I've always told myself that I would never cop out and start any written piece with the definition of a word. The first time I saw it done was in Seventh grade English and it was semi-cool then, but like a BAPE sweater, Friendster or Altezza taillights, it got played out, real quick. So why am I starting now? Because of the significance of the word.
There are dozens of adjectives used to compliment one's vehicle. A common flattering remark might begin with: "Props on your ride, it's ________" the blank being filled in with a descriptor such as "nice", "sick", "rad", "fantastic", "dope", "crazy", or "brilliant". All of them are commendable approvals, but for as long as I can remember, the one word you strived to hear from your peers was "clean". It was, and in my opinion is, the highest compliment one can endow. To illustrate using the previous example, "Props on your ride, it's clean."
firstname.lastname@example.org for the truth
email@example.com for feature cars
firstname.lastname@example.org for aspiring photographers
email@example.com for aspiring models
firstname.lastname@example.org for opinions
email@example.com oor tech questions
What sounds like the simplest of terms, "clean" implies a multitude of characteristics of a modified vehicle: built, not too flashy, but far from stock; a legit set of wheels--flush or dipping under the fenders; aero, usually simple, that accentuates the natural lines of the body; and a host of other tastefully done modifications to enhance the performance/handling/aesthetic of the make. Without conforming to the whims of a passing fad, a properly executed clean car has a timeless value to it. A car that looked clean ten years ago would still look good today.
The Feel's Civic is a prime example of clean. Take away the fact that it's color is a virginal white (a faux pas for a cover car), the widebody is so subtle, it might be missed at a passing glance or by the untrained eye. The AME wheels and Hankook tires are a perfect tuck, and the carbon bits, interior and engine bay scream function. Unlike the crazy Feel's widebody kit for the EK Civic ten years ago that's shown its age--think Dennis Rodman and his career--this FD2 Honda, stripped of its sponsor vinyl, will undoubtedly look as fresh in a decade as it does today.

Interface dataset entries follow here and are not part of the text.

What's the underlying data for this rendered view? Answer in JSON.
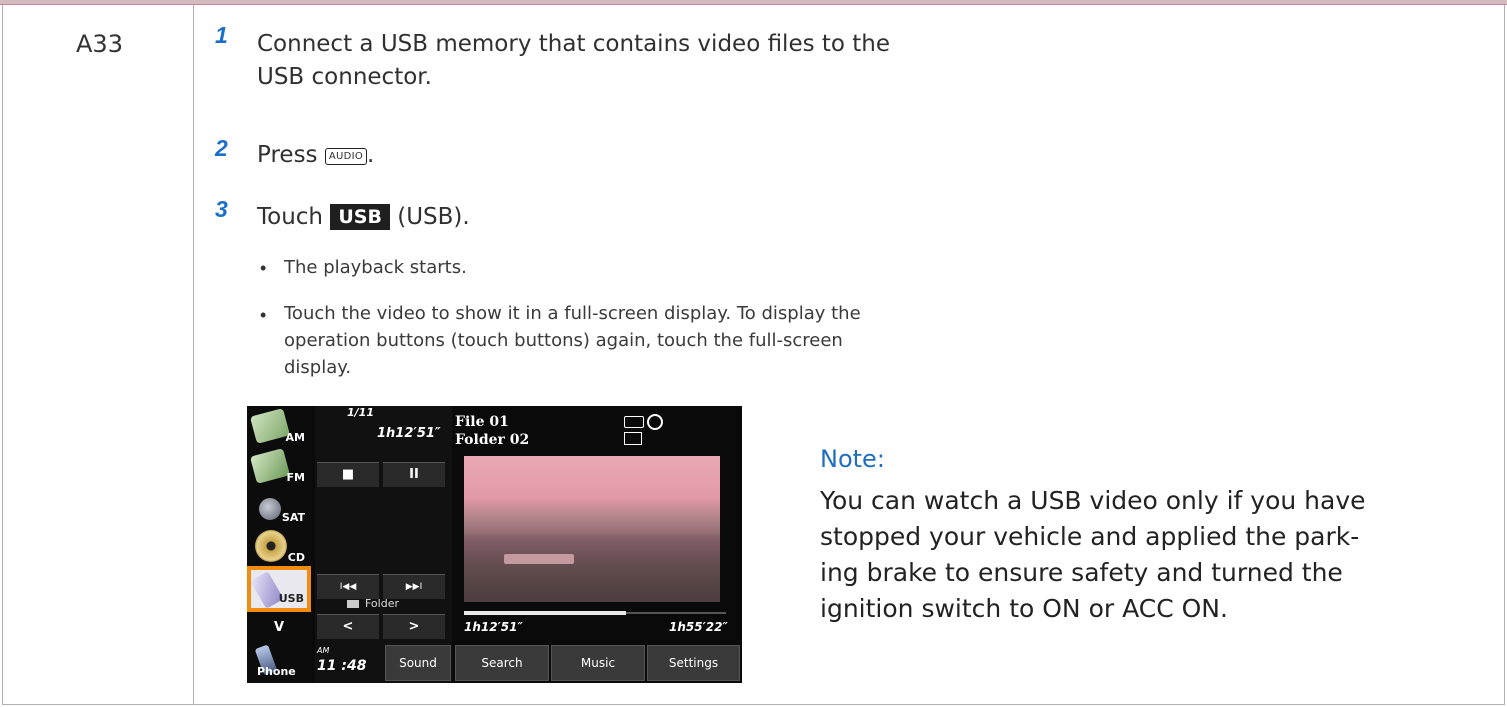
{
  "question_id": "A33",
  "steps": [
    {
      "number": "1",
      "line1": "Connect a USB memory that contains video files to the",
      "line2": "USB connector."
    },
    {
      "number": "2",
      "text": "Press",
      "key": "AUDIO",
      "after": "."
    },
    {
      "number": "3",
      "text": "Touch",
      "tag": "USB",
      "after": "(USB)."
    }
  ],
  "bullets": [
    {
      "lines": [
        "The playback starts."
      ]
    },
    {
      "lines": [
        "Touch the video to show it in a full-screen display. To display the",
        "operation buttons (touch buttons) again, touch the full-screen",
        "display."
      ]
    }
  ],
  "bullet_symbol": "•",
  "screen": {
    "track": "1/11",
    "elapsed_top": "1h12′51″",
    "file": "File 01",
    "folder": "Folder 02",
    "sources": [
      "AM",
      "FM",
      "SAT",
      "CD",
      "USB"
    ],
    "phone": "Phone",
    "chevron": "V",
    "stop_symbol": "■",
    "pause_symbol": "II",
    "prev_symbol": "I◀◀",
    "next_symbol": "▶▶I",
    "folder_label": "Folder",
    "folder_down": "<",
    "folder_up": ">",
    "time_prefix": "AM",
    "clock": "11 :48",
    "sound": "Sound",
    "elapsed": "1h12′51″",
    "total": "1h55′22″",
    "progress": 0.62,
    "search": "Search",
    "music": "Music",
    "settings": "Settings"
  },
  "note": {
    "title": "Note:",
    "lines": [
      "You can watch a USB video only if you have",
      "stopped your vehicle and applied the park-",
      "ing brake to ensure safety and turned the",
      "ignition switch to ON or ACC ON."
    ]
  }
}
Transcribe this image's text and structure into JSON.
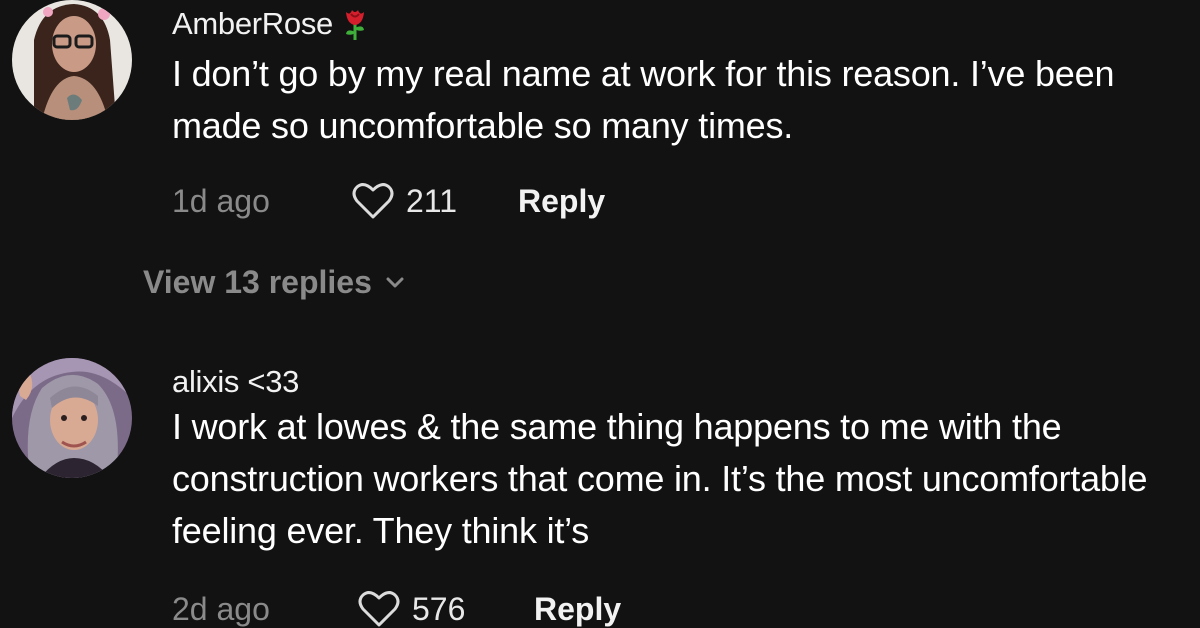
{
  "comments": [
    {
      "username": "AmberRose",
      "text": "I don’t go by my real name at work for this reason. I’ve been made so uncomfortable so many times.",
      "time": "1d ago",
      "likes": "211",
      "reply_label": "Reply",
      "view_replies": "View 13 replies"
    },
    {
      "username": "alixis <33",
      "text": "I work at lowes & the same thing happens to me with the construction workers that come in. It’s the most uncomfortable feeling ever. They think it’s",
      "time": "2d ago",
      "likes": "576",
      "reply_label": "Reply"
    }
  ],
  "icons": {
    "username_emoji": "rose-icon",
    "like": "heart-icon",
    "expand": "chevron-down-icon"
  },
  "colors": {
    "background": "#121212",
    "primary_text": "#ffffff",
    "secondary_text": "#8a8a8a"
  }
}
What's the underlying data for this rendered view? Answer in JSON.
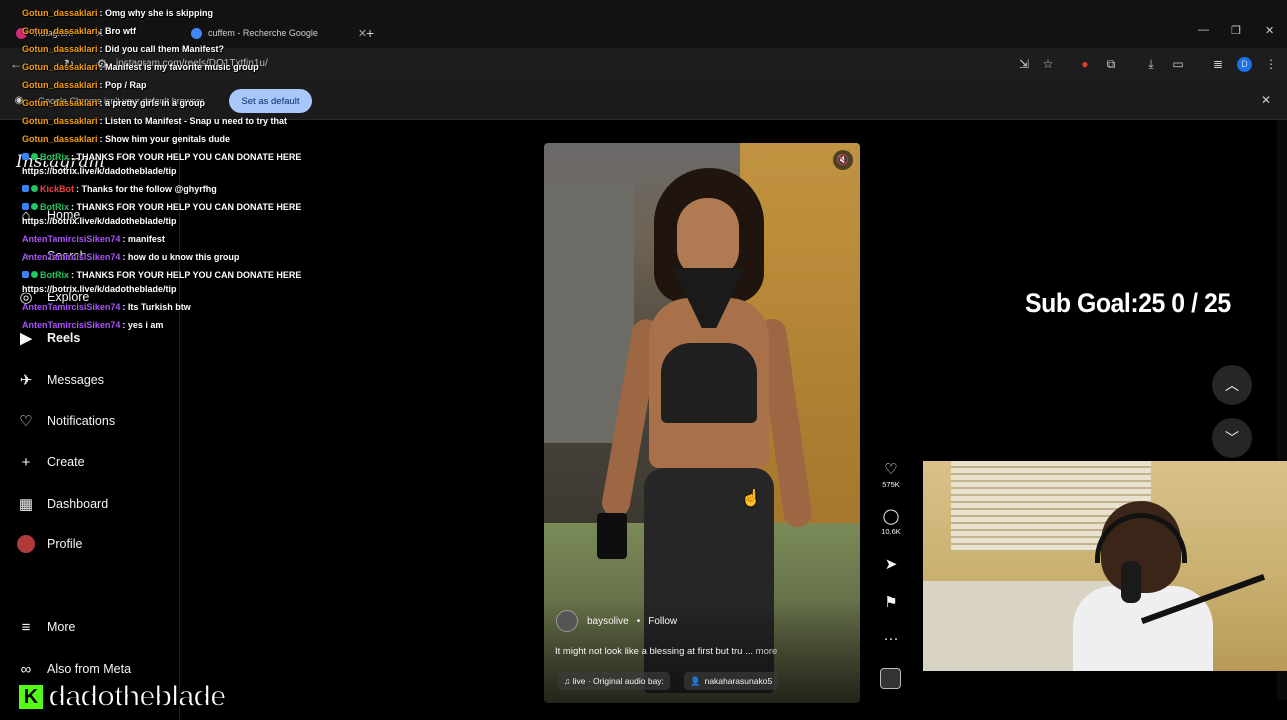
{
  "browser": {
    "tabs": [
      {
        "label": "Instagram",
        "active": true
      },
      {
        "label": "cuffem - Recherche Google",
        "active": false
      }
    ],
    "new_tab": "+",
    "url": "instagram.com/reels/DO1Txtfin1u/",
    "profile_initial": "D",
    "infobar": {
      "text": "Google Chrome isn't your default browser",
      "button": "Set as default"
    }
  },
  "sidebar": {
    "logo": "Instagram",
    "items": [
      {
        "label": "Home",
        "icon": "home-icon",
        "glyph": "⌂"
      },
      {
        "label": "Search",
        "icon": "search-icon",
        "glyph": "⌕"
      },
      {
        "label": "Explore",
        "icon": "explore-icon",
        "glyph": "◎"
      },
      {
        "label": "Reels",
        "icon": "reels-icon",
        "glyph": "▶",
        "active": true
      },
      {
        "label": "Messages",
        "icon": "messages-icon",
        "glyph": "✈"
      },
      {
        "label": "Notifications",
        "icon": "heart-icon",
        "glyph": "♡"
      },
      {
        "label": "Create",
        "icon": "plus-icon",
        "glyph": "+"
      },
      {
        "label": "Dashboard",
        "icon": "dashboard-icon",
        "glyph": "▦"
      },
      {
        "label": "Profile",
        "icon": "avatar",
        "glyph": ""
      },
      {
        "label": "More",
        "icon": "menu-icon",
        "glyph": "≡"
      },
      {
        "label": "Also from Meta",
        "icon": "meta-icon",
        "glyph": "∞"
      }
    ]
  },
  "reel": {
    "author": "baysolive",
    "dot": "•",
    "follow": "Follow",
    "caption": "It might not look like a blessing at first but tru ...",
    "more": "more",
    "audio": "♫ live · Original audio  bay:",
    "tagged": "nakaharasunako5",
    "likes": "575K",
    "comments": "10.6K"
  },
  "overlay": {
    "subgoal": "Sub Goal:25  0 / 25",
    "brand": "dadotheblade",
    "brand_badge": "K"
  },
  "chat": [
    {
      "user": "Gotun_dassaklari",
      "text": ": Omg why she is skipping",
      "color": "#f59e0b"
    },
    {
      "user": "Gotun_dassaklari",
      "text": ": Bro wtf",
      "color": "#f59e0b"
    },
    {
      "user": "Gotun_dassaklari",
      "text": ": Did you call them Manifest?",
      "color": "#f59e0b"
    },
    {
      "user": "Gotun_dassaklari",
      "text": ": Manifest is my favorite music group",
      "color": "#f59e0b"
    },
    {
      "user": "Gotun_dassaklari",
      "text": ": Pop / Rap",
      "color": "#f59e0b"
    },
    {
      "user": "Gotun_dassaklari",
      "text": ": a pretty girls in a group",
      "color": "#f59e0b"
    },
    {
      "user": "Gotun_dassaklari",
      "text": ": Listen to Manifest - Snap u need to try that",
      "color": "#f59e0b"
    },
    {
      "user": "Gotun_dassaklari",
      "text": ": Show him your genitals dude",
      "color": "#f59e0b"
    },
    {
      "user": "BotRix",
      "text": ": THANKS FOR YOUR HELP YOU CAN DONATE HERE",
      "color": "#22c55e",
      "badges": true
    },
    {
      "user": "",
      "text": "https://botrix.live/k/dadotheblade/tip",
      "color": "#ffffff"
    },
    {
      "user": "KickBot",
      "text": ": Thanks for the follow @ghyrfhg",
      "color": "#ef4444",
      "badges": true
    },
    {
      "user": "BotRix",
      "text": ": THANKS FOR YOUR HELP YOU CAN DONATE HERE",
      "color": "#22c55e",
      "badges": true
    },
    {
      "user": "",
      "text": "https://botrix.live/k/dadotheblade/tip",
      "color": "#ffffff"
    },
    {
      "user": "AntenTamircisiSiken74",
      "text": ": manifest",
      "color": "#a855f7"
    },
    {
      "user": "AntenTamircisiSiken74",
      "text": ": how do u know this group",
      "color": "#a855f7"
    },
    {
      "user": "BotRix",
      "text": ": THANKS FOR YOUR HELP YOU CAN DONATE HERE",
      "color": "#22c55e",
      "badges": true
    },
    {
      "user": "",
      "text": "https://botrix.live/k/dadotheblade/tip",
      "color": "#ffffff"
    },
    {
      "user": "AntenTamircisiSiken74",
      "text": ": Its Turkish btw",
      "color": "#a855f7"
    },
    {
      "user": "AntenTamircisiSiken74",
      "text": ": yes i am",
      "color": "#a855f7"
    }
  ]
}
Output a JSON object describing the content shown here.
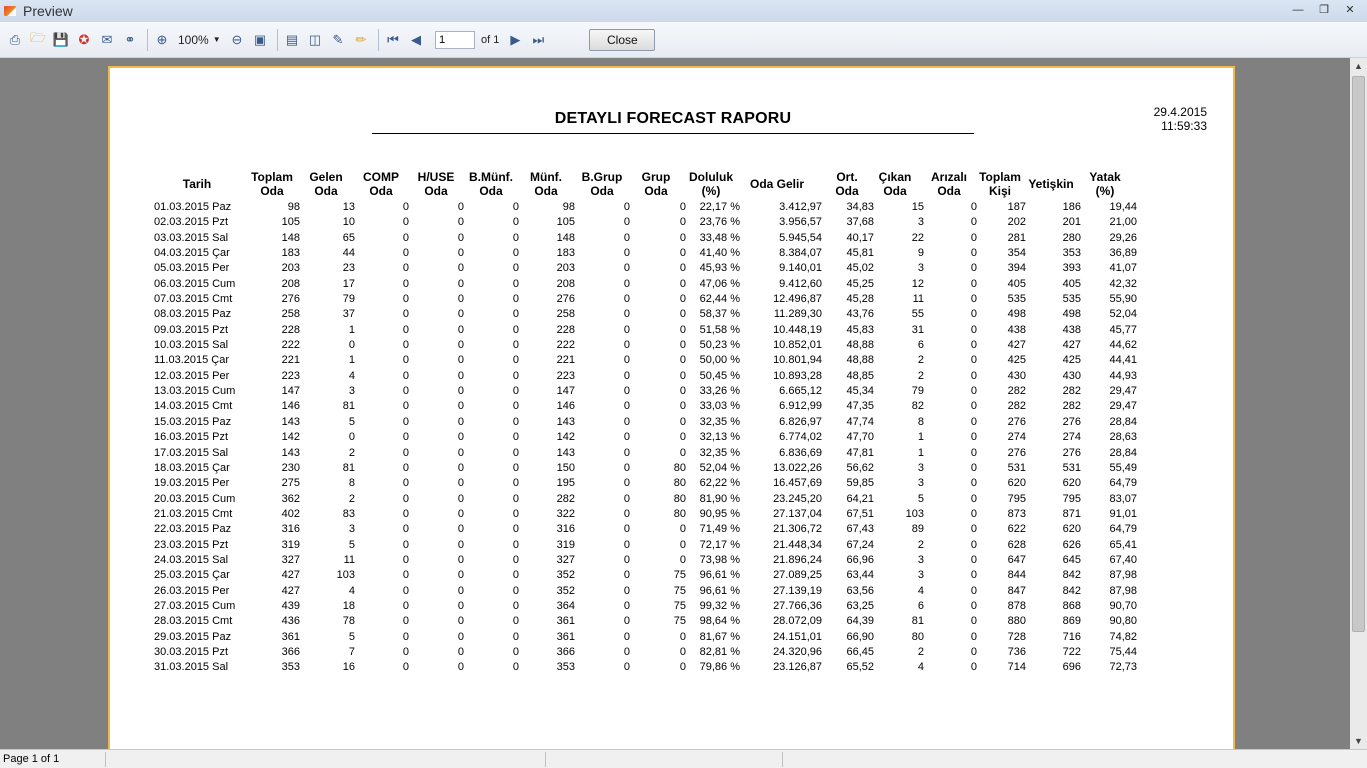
{
  "window": {
    "title": "Preview"
  },
  "toolbar": {
    "zoom": "100%",
    "page_input": "1",
    "page_of": "of 1",
    "close_label": "Close",
    "icons": [
      "print-icon",
      "open-icon",
      "save-icon",
      "pdf-icon",
      "email-icon",
      "find-icon",
      "zoom-in-icon",
      "zoom-out-icon",
      "fit-page-icon",
      "single-page-icon",
      "multi-page-icon",
      "background-icon",
      "watermark-icon",
      "first-page-icon",
      "prev-page-icon",
      "next-page-icon",
      "last-page-icon"
    ]
  },
  "report": {
    "title": "DETAYLI FORECAST RAPORU",
    "date": "29.4.2015",
    "time": "11:59:33",
    "columns": [
      {
        "l1": "Tarih",
        "l2": ""
      },
      {
        "l1": "Toplam",
        "l2": "Oda"
      },
      {
        "l1": "Gelen",
        "l2": "Oda"
      },
      {
        "l1": "COMP",
        "l2": "Oda"
      },
      {
        "l1": "H/USE",
        "l2": "Oda"
      },
      {
        "l1": "B.Münf.",
        "l2": "Oda"
      },
      {
        "l1": "Münf.",
        "l2": "Oda"
      },
      {
        "l1": "B.Grup",
        "l2": "Oda"
      },
      {
        "l1": "Grup",
        "l2": "Oda"
      },
      {
        "l1": "Doluluk",
        "l2": "(%)"
      },
      {
        "l1": "Oda Gelir",
        "l2": ""
      },
      {
        "l1": "Ort.",
        "l2": "Oda"
      },
      {
        "l1": "Çıkan",
        "l2": "Oda"
      },
      {
        "l1": "Arızalı",
        "l2": "Oda"
      },
      {
        "l1": "Toplam",
        "l2": "Kişi"
      },
      {
        "l1": "Yetişkin",
        "l2": ""
      },
      {
        "l1": "Yatak",
        "l2": "(%)"
      }
    ],
    "rows": [
      [
        "01.03.2015 Paz",
        "98",
        "13",
        "0",
        "0",
        "0",
        "98",
        "0",
        "0",
        "22,17 %",
        "3.412,97",
        "34,83",
        "15",
        "0",
        "187",
        "186",
        "19,44"
      ],
      [
        "02.03.2015 Pzt",
        "105",
        "10",
        "0",
        "0",
        "0",
        "105",
        "0",
        "0",
        "23,76 %",
        "3.956,57",
        "37,68",
        "3",
        "0",
        "202",
        "201",
        "21,00"
      ],
      [
        "03.03.2015 Sal",
        "148",
        "65",
        "0",
        "0",
        "0",
        "148",
        "0",
        "0",
        "33,48 %",
        "5.945,54",
        "40,17",
        "22",
        "0",
        "281",
        "280",
        "29,26"
      ],
      [
        "04.03.2015 Çar",
        "183",
        "44",
        "0",
        "0",
        "0",
        "183",
        "0",
        "0",
        "41,40 %",
        "8.384,07",
        "45,81",
        "9",
        "0",
        "354",
        "353",
        "36,89"
      ],
      [
        "05.03.2015 Per",
        "203",
        "23",
        "0",
        "0",
        "0",
        "203",
        "0",
        "0",
        "45,93 %",
        "9.140,01",
        "45,02",
        "3",
        "0",
        "394",
        "393",
        "41,07"
      ],
      [
        "06.03.2015 Cum",
        "208",
        "17",
        "0",
        "0",
        "0",
        "208",
        "0",
        "0",
        "47,06 %",
        "9.412,60",
        "45,25",
        "12",
        "0",
        "405",
        "405",
        "42,32"
      ],
      [
        "07.03.2015 Cmt",
        "276",
        "79",
        "0",
        "0",
        "0",
        "276",
        "0",
        "0",
        "62,44 %",
        "12.496,87",
        "45,28",
        "11",
        "0",
        "535",
        "535",
        "55,90"
      ],
      [
        "08.03.2015 Paz",
        "258",
        "37",
        "0",
        "0",
        "0",
        "258",
        "0",
        "0",
        "58,37 %",
        "11.289,30",
        "43,76",
        "55",
        "0",
        "498",
        "498",
        "52,04"
      ],
      [
        "09.03.2015 Pzt",
        "228",
        "1",
        "0",
        "0",
        "0",
        "228",
        "0",
        "0",
        "51,58 %",
        "10.448,19",
        "45,83",
        "31",
        "0",
        "438",
        "438",
        "45,77"
      ],
      [
        "10.03.2015 Sal",
        "222",
        "0",
        "0",
        "0",
        "0",
        "222",
        "0",
        "0",
        "50,23 %",
        "10.852,01",
        "48,88",
        "6",
        "0",
        "427",
        "427",
        "44,62"
      ],
      [
        "11.03.2015 Çar",
        "221",
        "1",
        "0",
        "0",
        "0",
        "221",
        "0",
        "0",
        "50,00 %",
        "10.801,94",
        "48,88",
        "2",
        "0",
        "425",
        "425",
        "44,41"
      ],
      [
        "12.03.2015 Per",
        "223",
        "4",
        "0",
        "0",
        "0",
        "223",
        "0",
        "0",
        "50,45 %",
        "10.893,28",
        "48,85",
        "2",
        "0",
        "430",
        "430",
        "44,93"
      ],
      [
        "13.03.2015 Cum",
        "147",
        "3",
        "0",
        "0",
        "0",
        "147",
        "0",
        "0",
        "33,26 %",
        "6.665,12",
        "45,34",
        "79",
        "0",
        "282",
        "282",
        "29,47"
      ],
      [
        "14.03.2015 Cmt",
        "146",
        "81",
        "0",
        "0",
        "0",
        "146",
        "0",
        "0",
        "33,03 %",
        "6.912,99",
        "47,35",
        "82",
        "0",
        "282",
        "282",
        "29,47"
      ],
      [
        "15.03.2015 Paz",
        "143",
        "5",
        "0",
        "0",
        "0",
        "143",
        "0",
        "0",
        "32,35 %",
        "6.826,97",
        "47,74",
        "8",
        "0",
        "276",
        "276",
        "28,84"
      ],
      [
        "16.03.2015 Pzt",
        "142",
        "0",
        "0",
        "0",
        "0",
        "142",
        "0",
        "0",
        "32,13 %",
        "6.774,02",
        "47,70",
        "1",
        "0",
        "274",
        "274",
        "28,63"
      ],
      [
        "17.03.2015 Sal",
        "143",
        "2",
        "0",
        "0",
        "0",
        "143",
        "0",
        "0",
        "32,35 %",
        "6.836,69",
        "47,81",
        "1",
        "0",
        "276",
        "276",
        "28,84"
      ],
      [
        "18.03.2015 Çar",
        "230",
        "81",
        "0",
        "0",
        "0",
        "150",
        "0",
        "80",
        "52,04 %",
        "13.022,26",
        "56,62",
        "3",
        "0",
        "531",
        "531",
        "55,49"
      ],
      [
        "19.03.2015 Per",
        "275",
        "8",
        "0",
        "0",
        "0",
        "195",
        "0",
        "80",
        "62,22 %",
        "16.457,69",
        "59,85",
        "3",
        "0",
        "620",
        "620",
        "64,79"
      ],
      [
        "20.03.2015 Cum",
        "362",
        "2",
        "0",
        "0",
        "0",
        "282",
        "0",
        "80",
        "81,90 %",
        "23.245,20",
        "64,21",
        "5",
        "0",
        "795",
        "795",
        "83,07"
      ],
      [
        "21.03.2015 Cmt",
        "402",
        "83",
        "0",
        "0",
        "0",
        "322",
        "0",
        "80",
        "90,95 %",
        "27.137,04",
        "67,51",
        "103",
        "0",
        "873",
        "871",
        "91,01"
      ],
      [
        "22.03.2015 Paz",
        "316",
        "3",
        "0",
        "0",
        "0",
        "316",
        "0",
        "0",
        "71,49 %",
        "21.306,72",
        "67,43",
        "89",
        "0",
        "622",
        "620",
        "64,79"
      ],
      [
        "23.03.2015 Pzt",
        "319",
        "5",
        "0",
        "0",
        "0",
        "319",
        "0",
        "0",
        "72,17 %",
        "21.448,34",
        "67,24",
        "2",
        "0",
        "628",
        "626",
        "65,41"
      ],
      [
        "24.03.2015 Sal",
        "327",
        "11",
        "0",
        "0",
        "0",
        "327",
        "0",
        "0",
        "73,98 %",
        "21.896,24",
        "66,96",
        "3",
        "0",
        "647",
        "645",
        "67,40"
      ],
      [
        "25.03.2015 Çar",
        "427",
        "103",
        "0",
        "0",
        "0",
        "352",
        "0",
        "75",
        "96,61 %",
        "27.089,25",
        "63,44",
        "3",
        "0",
        "844",
        "842",
        "87,98"
      ],
      [
        "26.03.2015 Per",
        "427",
        "4",
        "0",
        "0",
        "0",
        "352",
        "0",
        "75",
        "96,61 %",
        "27.139,19",
        "63,56",
        "4",
        "0",
        "847",
        "842",
        "87,98"
      ],
      [
        "27.03.2015 Cum",
        "439",
        "18",
        "0",
        "0",
        "0",
        "364",
        "0",
        "75",
        "99,32 %",
        "27.766,36",
        "63,25",
        "6",
        "0",
        "878",
        "868",
        "90,70"
      ],
      [
        "28.03.2015 Cmt",
        "436",
        "78",
        "0",
        "0",
        "0",
        "361",
        "0",
        "75",
        "98,64 %",
        "28.072,09",
        "64,39",
        "81",
        "0",
        "880",
        "869",
        "90,80"
      ],
      [
        "29.03.2015 Paz",
        "361",
        "5",
        "0",
        "0",
        "0",
        "361",
        "0",
        "0",
        "81,67 %",
        "24.151,01",
        "66,90",
        "80",
        "0",
        "728",
        "716",
        "74,82"
      ],
      [
        "30.03.2015 Pzt",
        "366",
        "7",
        "0",
        "0",
        "0",
        "366",
        "0",
        "0",
        "82,81 %",
        "24.320,96",
        "66,45",
        "2",
        "0",
        "736",
        "722",
        "75,44"
      ],
      [
        "31.03.2015 Sal",
        "353",
        "16",
        "0",
        "0",
        "0",
        "353",
        "0",
        "0",
        "79,86 %",
        "23.126,87",
        "65,52",
        "4",
        "0",
        "714",
        "696",
        "72,73"
      ]
    ]
  },
  "status": {
    "page": "Page 1 of 1"
  }
}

And thankfully, that's the direction our scene has taken. The time of ridiculously vented front bumpers, multi-layered whale-tail spoilers, Folger's-sized exhaust tips and graphic schemes that make absolutely no sense have come and gone (I think), and our scene, as a whole, is better for it. So while clean isn't exactly the new black, nor a new adjective, I hope it's a philosophy of building cars that will last for years to come.
The one word you would
use to describe your car.